PROBLEM
Restate the records below word for word, and omit the images they hold.

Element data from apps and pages
☆ ☆ ☆ ☆ ☆
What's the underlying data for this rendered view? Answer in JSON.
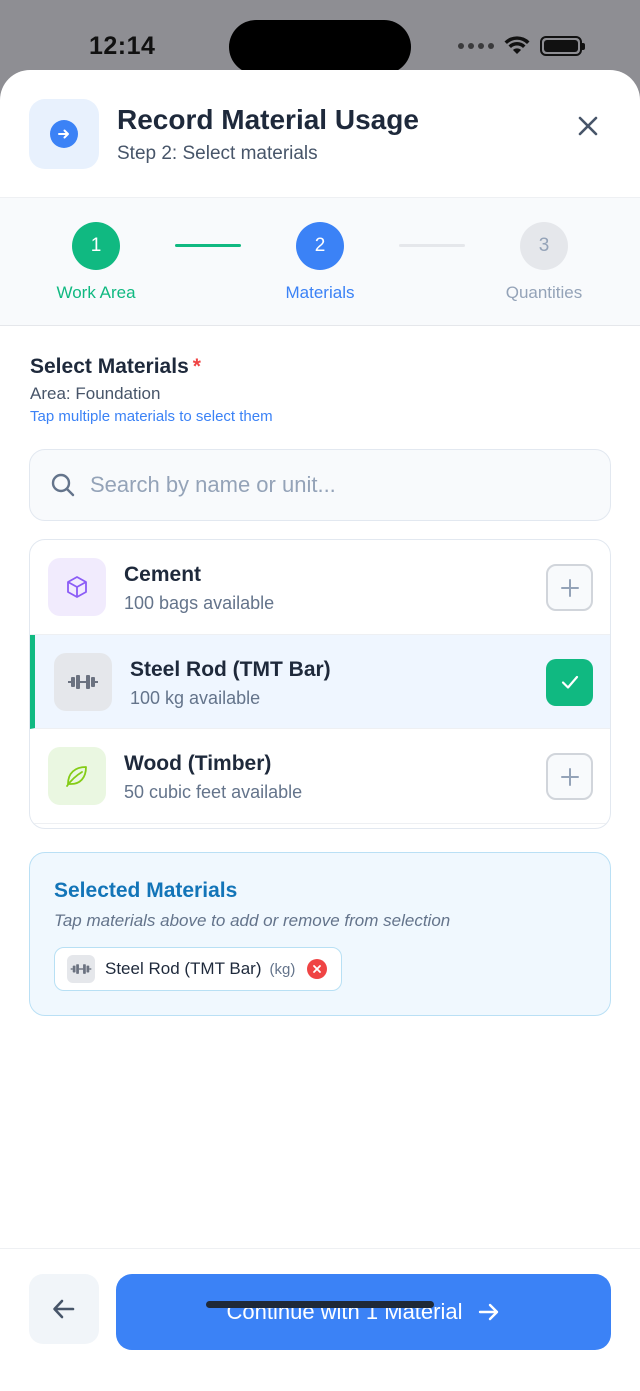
{
  "status_bar": {
    "time": "12:14"
  },
  "header": {
    "title": "Record Material Usage",
    "subtitle": "Step 2: Select materials",
    "icon": "arrow-right-circle-icon",
    "close_icon": "close-icon"
  },
  "stepper": {
    "steps": [
      {
        "number": "1",
        "label": "Work Area",
        "state": "complete"
      },
      {
        "number": "2",
        "label": "Materials",
        "state": "active"
      },
      {
        "number": "3",
        "label": "Quantities",
        "state": "pending"
      }
    ]
  },
  "section": {
    "title": "Select Materials",
    "required_mark": "*",
    "area": "Area: Foundation",
    "hint": "Tap multiple materials to select them"
  },
  "search": {
    "placeholder": "Search by name or unit...",
    "value": ""
  },
  "materials": [
    {
      "name": "Cement",
      "availability": "100 bags available",
      "icon": "cube-icon",
      "selected": false
    },
    {
      "name": "Steel Rod (TMT Bar)",
      "availability": "100 kg available",
      "icon": "dumbbell-icon",
      "selected": true
    },
    {
      "name": "Wood (Timber)",
      "availability": "50 cubic feet available",
      "icon": "leaf-icon",
      "selected": false
    }
  ],
  "selected_panel": {
    "title": "Selected Materials",
    "hint": "Tap materials above to add or remove from selection",
    "chips": [
      {
        "name": "Steel Rod (TMT Bar)",
        "unit": "(kg)"
      }
    ]
  },
  "footer": {
    "continue_label": "Continue with 1 Material"
  },
  "colors": {
    "primary": "#3b82f6",
    "success": "#10b981",
    "danger": "#ef4444"
  }
}
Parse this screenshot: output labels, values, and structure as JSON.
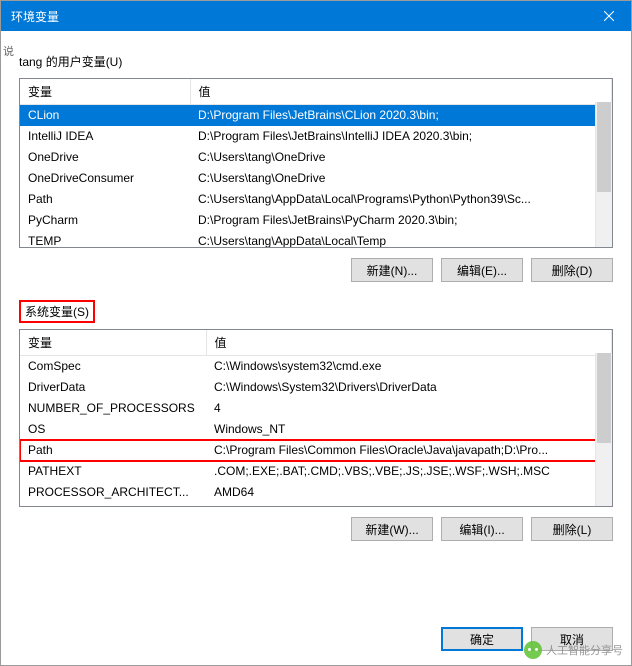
{
  "window": {
    "title": "环境变量"
  },
  "user": {
    "section_label": "tang 的用户变量(U)",
    "col_var": "变量",
    "col_val": "值",
    "rows": [
      {
        "name": "CLion",
        "value": "D:\\Program Files\\JetBrains\\CLion 2020.3\\bin;",
        "selected": true
      },
      {
        "name": "IntelliJ IDEA",
        "value": "D:\\Program Files\\JetBrains\\IntelliJ IDEA 2020.3\\bin;",
        "selected": false
      },
      {
        "name": "OneDrive",
        "value": "C:\\Users\\tang\\OneDrive",
        "selected": false
      },
      {
        "name": "OneDriveConsumer",
        "value": "C:\\Users\\tang\\OneDrive",
        "selected": false
      },
      {
        "name": "Path",
        "value": "C:\\Users\\tang\\AppData\\Local\\Programs\\Python\\Python39\\Sc...",
        "selected": false
      },
      {
        "name": "PyCharm",
        "value": "D:\\Program Files\\JetBrains\\PyCharm 2020.3\\bin;",
        "selected": false
      },
      {
        "name": "TEMP",
        "value": "C:\\Users\\tang\\AppData\\Local\\Temp",
        "selected": false
      }
    ],
    "btn_new": "新建(N)...",
    "btn_edit": "编辑(E)...",
    "btn_delete": "删除(D)"
  },
  "system": {
    "section_label": "系统变量(S)",
    "col_var": "变量",
    "col_val": "值",
    "rows": [
      {
        "name": "ComSpec",
        "value": "C:\\Windows\\system32\\cmd.exe",
        "hl": false
      },
      {
        "name": "DriverData",
        "value": "C:\\Windows\\System32\\Drivers\\DriverData",
        "hl": false
      },
      {
        "name": "NUMBER_OF_PROCESSORS",
        "value": "4",
        "hl": false
      },
      {
        "name": "OS",
        "value": "Windows_NT",
        "hl": false
      },
      {
        "name": "Path",
        "value": "C:\\Program Files\\Common Files\\Oracle\\Java\\javapath;D:\\Pro...",
        "hl": true
      },
      {
        "name": "PATHEXT",
        "value": ".COM;.EXE;.BAT;.CMD;.VBS;.VBE;.JS;.JSE;.WSF;.WSH;.MSC",
        "hl": false
      },
      {
        "name": "PROCESSOR_ARCHITECT...",
        "value": "AMD64",
        "hl": false
      }
    ],
    "btn_new": "新建(W)...",
    "btn_edit": "编辑(I)...",
    "btn_delete": "删除(L)"
  },
  "dialog": {
    "ok": "确定",
    "cancel": "取消"
  },
  "watermark": "人工智能分享号",
  "side_hint": "说"
}
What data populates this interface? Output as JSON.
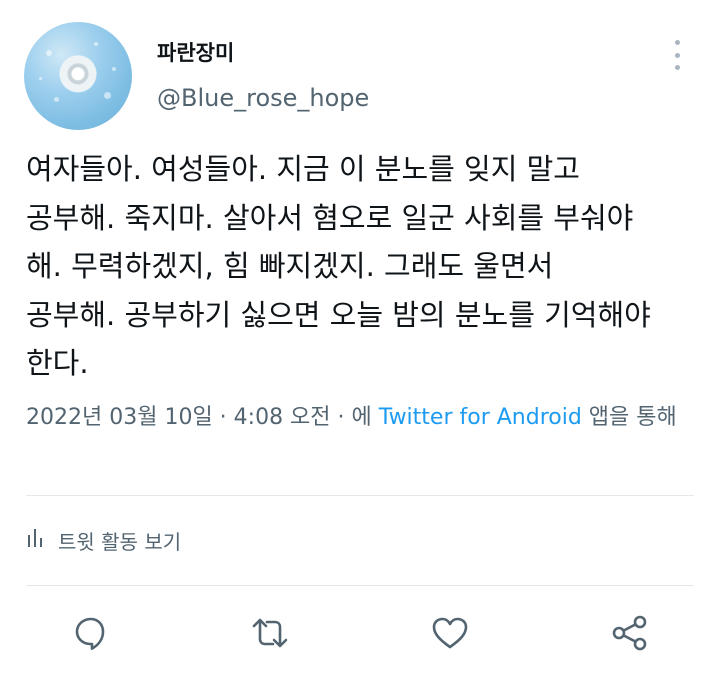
{
  "user": {
    "display_name": "파란장미",
    "handle": "@Blue_rose_hope"
  },
  "tweet": {
    "text": "여자들아. 여성들아. 지금 이 분노를 잊지 말고\n공부해. 죽지마. 살아서 혐오로 일군 사회를 부숴야\n해. 무력하겠지, 힘 빠지겠지. 그래도 울면서\n공부해. 공부하기 싫으면 오늘 밤의 분노를 기억해야\n한다."
  },
  "meta": {
    "timestamp": "2022년 03월 10일 · 4:08 오전 · 에 ",
    "source": "Twitter for Android",
    "suffix": " 앱을 통해"
  },
  "activity": {
    "label": "트윗 활동 보기"
  },
  "icons": {
    "reply": "reply-icon",
    "retweet": "retweet-icon",
    "like": "heart-icon",
    "share": "share-icon",
    "more": "more-vertical-icon",
    "activity": "bar-chart-icon"
  },
  "colors": {
    "text": "#0f1419",
    "secondary": "#536471",
    "accent": "#1d9bf0",
    "divider": "#e3e8ec"
  }
}
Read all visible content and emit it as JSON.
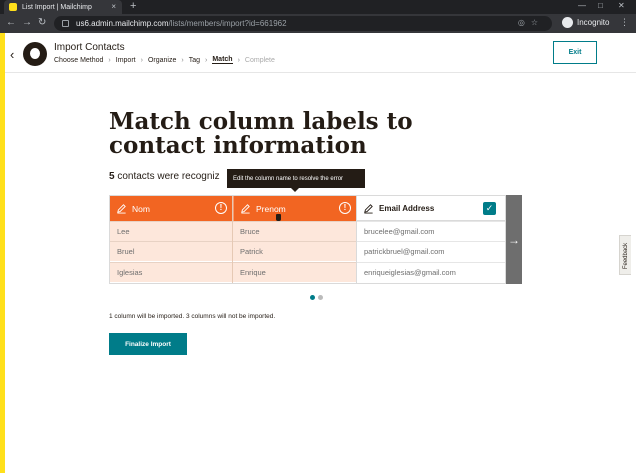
{
  "browser": {
    "tab_title": "List Import | Mailchimp",
    "tab_close": "×",
    "new_tab": "+",
    "url_host": "us6.admin.mailchimp.com",
    "url_path": "/lists/members/import?id=661962",
    "profile_label": "Incognito",
    "nav_icons": [
      "back-arrow-icon",
      "forward-arrow-icon",
      "reload-icon"
    ],
    "omnibox_icons": [
      "eye-slash-icon",
      "star-icon"
    ]
  },
  "header": {
    "back_icon": "chevron-left-icon",
    "title": "Import Contacts",
    "steps": [
      {
        "label": "Choose Method",
        "state": "done"
      },
      {
        "label": "Import",
        "state": "done"
      },
      {
        "label": "Organize",
        "state": "done"
      },
      {
        "label": "Tag",
        "state": "done"
      },
      {
        "label": "Match",
        "state": "active"
      },
      {
        "label": "Complete",
        "state": "pending"
      }
    ],
    "step_separator": "›",
    "exit_label": "Exit"
  },
  "main": {
    "heading": "Match column labels to contact information",
    "count_number": "5",
    "count_text": " contacts were recogniz",
    "tooltip": "Edit the column name to resolve the error",
    "columns": [
      {
        "label": "Nom",
        "status": "error",
        "cells": [
          "Lee",
          "Bruel",
          "Iglesias"
        ]
      },
      {
        "label": "Prenom",
        "status": "error",
        "cells": [
          "Bruce",
          "Patrick",
          "Enrique"
        ]
      },
      {
        "label": "Email Address",
        "status": "matched",
        "cells": [
          "brucelee@gmail.com",
          "patrickbruel@gmail.com",
          "enriqueiglesias@gmail.com"
        ]
      }
    ],
    "warning_glyph": "!",
    "check_glyph": "✓",
    "next_arrow": "→",
    "pagination": {
      "current": 1,
      "total": 2
    },
    "summary": "1 column will be imported. 3 columns will not be imported.",
    "finalize_label": "Finalize Import"
  },
  "feedback_label": "Feedback",
  "colors": {
    "brand_yellow": "#ffe01b",
    "error_orange": "#f26522",
    "error_row_bg": "#fde7db",
    "teal": "#007c89",
    "dark": "#241c15"
  }
}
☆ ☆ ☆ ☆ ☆
EXERCISE RESPONSE
What's the underlying data for this rendered view? Answer in JSON.
{
  "status_bar": {
    "time": "12:14"
  },
  "header": {
    "title": "Record Material Usage",
    "subtitle": "Step 2: Select materials",
    "icon": "arrow-right-circle-icon",
    "close_icon": "close-icon"
  },
  "stepper": {
    "steps": [
      {
        "number": "1",
        "label": "Work Area",
        "state": "complete"
      },
      {
        "number": "2",
        "label": "Materials",
        "state": "active"
      },
      {
        "number": "3",
        "label": "Quantities",
        "state": "pending"
      }
    ]
  },
  "section": {
    "title": "Select Materials",
    "required_mark": "*",
    "area": "Area: Foundation",
    "hint": "Tap multiple materials to select them"
  },
  "search": {
    "placeholder": "Search by name or unit...",
    "value": ""
  },
  "materials": [
    {
      "name": "Cement",
      "availability": "100 bags available",
      "icon": "cube-icon",
      "selected": false
    },
    {
      "name": "Steel Rod (TMT Bar)",
      "availability": "100 kg available",
      "icon": "dumbbell-icon",
      "selected": true
    },
    {
      "name": "Wood (Timber)",
      "availability": "50 cubic feet available",
      "icon": "leaf-icon",
      "selected": false
    }
  ],
  "selected_panel": {
    "title": "Selected Materials",
    "hint": "Tap materials above to add or remove from selection",
    "chips": [
      {
        "name": "Steel Rod (TMT Bar)",
        "unit": "(kg)"
      }
    ]
  },
  "footer": {
    "continue_label": "Continue with 1 Material"
  },
  "colors": {
    "primary": "#3b82f6",
    "success": "#10b981",
    "danger": "#ef4444"
  }
}
Parse this screenshot: output labels, values, and structure as JSON.
{
  "window": {
    "title": "环境变量"
  },
  "user": {
    "section_label": "tang 的用户变量(U)",
    "col_var": "变量",
    "col_val": "值",
    "rows": [
      {
        "name": "CLion",
        "value": "D:\\Program Files\\JetBrains\\CLion 2020.3\\bin;",
        "selected": true
      },
      {
        "name": "IntelliJ IDEA",
        "value": "D:\\Program Files\\JetBrains\\IntelliJ IDEA 2020.3\\bin;",
        "selected": false
      },
      {
        "name": "OneDrive",
        "value": "C:\\Users\\tang\\OneDrive",
        "selected": false
      },
      {
        "name": "OneDriveConsumer",
        "value": "C:\\Users\\tang\\OneDrive",
        "selected": false
      },
      {
        "name": "Path",
        "value": "C:\\Users\\tang\\AppData\\Local\\Programs\\Python\\Python39\\Sc...",
        "selected": false
      },
      {
        "name": "PyCharm",
        "value": "D:\\Program Files\\JetBrains\\PyCharm 2020.3\\bin;",
        "selected": false
      },
      {
        "name": "TEMP",
        "value": "C:\\Users\\tang\\AppData\\Local\\Temp",
        "selected": false
      }
    ],
    "btn_new": "新建(N)...",
    "btn_edit": "编辑(E)...",
    "btn_delete": "删除(D)"
  },
  "system": {
    "section_label": "系统变量(S)",
    "col_var": "变量",
    "col_val": "值",
    "rows": [
      {
        "name": "ComSpec",
        "value": "C:\\Windows\\system32\\cmd.exe",
        "hl": false
      },
      {
        "name": "DriverData",
        "value": "C:\\Windows\\System32\\Drivers\\DriverData",
        "hl": false
      },
      {
        "name": "NUMBER_OF_PROCESSORS",
        "value": "4",
        "hl": false
      },
      {
        "name": "OS",
        "value": "Windows_NT",
        "hl": false
      },
      {
        "name": "Path",
        "value": "C:\\Program Files\\Common Files\\Oracle\\Java\\javapath;D:\\Pro...",
        "hl": true
      },
      {
        "name": "PATHEXT",
        "value": ".COM;.EXE;.BAT;.CMD;.VBS;.VBE;.JS;.JSE;.WSF;.WSH;.MSC",
        "hl": false
      },
      {
        "name": "PROCESSOR_ARCHITECT...",
        "value": "AMD64",
        "hl": false
      }
    ],
    "btn_new": "新建(W)...",
    "btn_edit": "编辑(I)...",
    "btn_delete": "删除(L)"
  },
  "dialog": {
    "ok": "确定",
    "cancel": "取消"
  },
  "watermark": "人工智能分享号",
  "side_hint": "说"
}
What data populates this interface? Output as JSON.
{
  "user": {
    "display_name": "파란장미",
    "handle": "@Blue_rose_hope"
  },
  "tweet": {
    "text": "여자들아. 여성들아. 지금 이 분노를 잊지 말고\n공부해. 죽지마. 살아서 혐오로 일군 사회를 부숴야\n해. 무력하겠지, 힘 빠지겠지. 그래도 울면서\n공부해. 공부하기 싫으면 오늘 밤의 분노를 기억해야\n한다."
  },
  "meta": {
    "timestamp": "2022년 03월 10일 · 4:08 오전 · 에 ",
    "source": "Twitter for Android",
    "suffix": " 앱을 통해"
  },
  "activity": {
    "label": "트윗 활동 보기"
  },
  "icons": {
    "reply": "reply-icon",
    "retweet": "retweet-icon",
    "like": "heart-icon",
    "share": "share-icon",
    "more": "more-vertical-icon",
    "activity": "bar-chart-icon"
  },
  "colors": {
    "text": "#0f1419",
    "secondary": "#536471",
    "accent": "#1d9bf0",
    "divider": "#e3e8ec"
  }
}
Read all visible content and emit it as JSON.
{
  "browser": {
    "tab_title": "List Import | Mailchimp",
    "tab_close": "×",
    "new_tab": "+",
    "url_host": "us6.admin.mailchimp.com",
    "url_path": "/lists/members/import?id=661962",
    "profile_label": "Incognito",
    "nav_icons": [
      "back-arrow-icon",
      "forward-arrow-icon",
      "reload-icon"
    ],
    "omnibox_icons": [
      "eye-slash-icon",
      "star-icon"
    ]
  },
  "header": {
    "back_icon": "chevron-left-icon",
    "title": "Import Contacts",
    "steps": [
      {
        "label": "Choose Method",
        "state": "done"
      },
      {
        "label": "Import",
        "state": "done"
      },
      {
        "label": "Organize",
        "state": "done"
      },
      {
        "label": "Tag",
        "state": "done"
      },
      {
        "label": "Match",
        "state": "active"
      },
      {
        "label": "Complete",
        "state": "pending"
      }
    ],
    "step_separator": "›",
    "exit_label": "Exit"
  },
  "main": {
    "heading": "Match column labels to contact information",
    "count_number": "5",
    "count_text": " contacts were recogniz",
    "tooltip": "Edit the column name to resolve the error",
    "columns": [
      {
        "label": "Nom",
        "status": "error",
        "cells": [
          "Lee",
          "Bruel",
          "Iglesias"
        ]
      },
      {
        "label": "Prenom",
        "status": "error",
        "cells": [
          "Bruce",
          "Patrick",
          "Enrique"
        ]
      },
      {
        "label": "Email Address",
        "status": "matched",
        "cells": [
          "brucelee@gmail.com",
          "patrickbruel@gmail.com",
          "enriqueiglesias@gmail.com"
        ]
      }
    ],
    "warning_glyph": "!",
    "check_glyph": "✓",
    "next_arrow": "→",
    "pagination": {
      "current": 1,
      "total": 2
    },
    "summary": "1 column will be imported. 3 columns will not be imported.",
    "finalize_label": "Finalize Import"
  },
  "feedback_label": "Feedback",
  "colors": {
    "brand_yellow": "#ffe01b",
    "error_orange": "#f26522",
    "error_row_bg": "#fde7db",
    "teal": "#007c89",
    "dark": "#241c15"
  }
}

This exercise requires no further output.